§ Available data:
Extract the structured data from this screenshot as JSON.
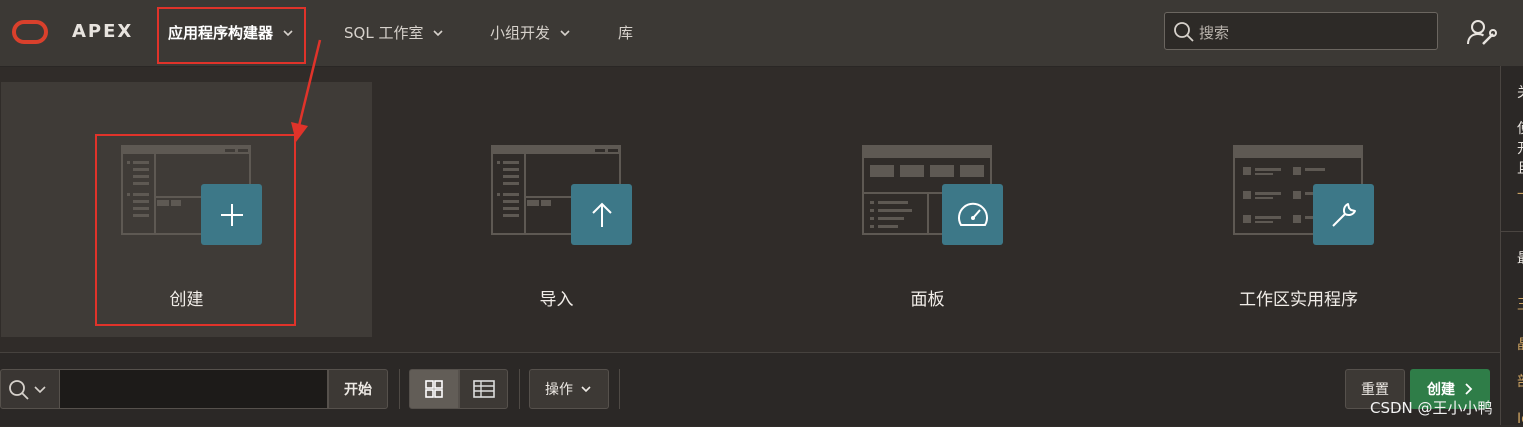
{
  "header": {
    "brand": "APEX",
    "nav": [
      {
        "label": "应用程序构建器",
        "active": true,
        "has_menu": true
      },
      {
        "label": "SQL 工作室",
        "active": false,
        "has_menu": true
      },
      {
        "label": "小组开发",
        "active": false,
        "has_menu": true
      },
      {
        "label": "库",
        "active": false,
        "has_menu": false
      }
    ],
    "search_placeholder": "搜索",
    "logo_color": "#d9402c"
  },
  "cards": [
    {
      "label": "创建",
      "icon": "plus-icon",
      "selected": true
    },
    {
      "label": "导入",
      "icon": "upload-arrow-icon",
      "selected": false
    },
    {
      "label": "面板",
      "icon": "dashboard-gauge-icon",
      "selected": false
    },
    {
      "label": "工作区实用程序",
      "icon": "wrench-icon",
      "selected": false
    }
  ],
  "toolbar": {
    "search_value": "",
    "go_label": "开始",
    "actions_label": "操作",
    "reset_label": "重置",
    "create_label": "创建",
    "create_color": "#2f7d48"
  },
  "watermark": "CSDN @王小小鸭",
  "accent_color": "#3d7888",
  "annotation_color": "#e0332a"
}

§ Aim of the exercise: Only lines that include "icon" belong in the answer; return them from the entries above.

§ Exercise solution:
      "icon": "plus-icon",
      "icon": "upload-arrow-icon",
      "icon": "dashboard-gauge-icon",
      "icon": "wrench-icon",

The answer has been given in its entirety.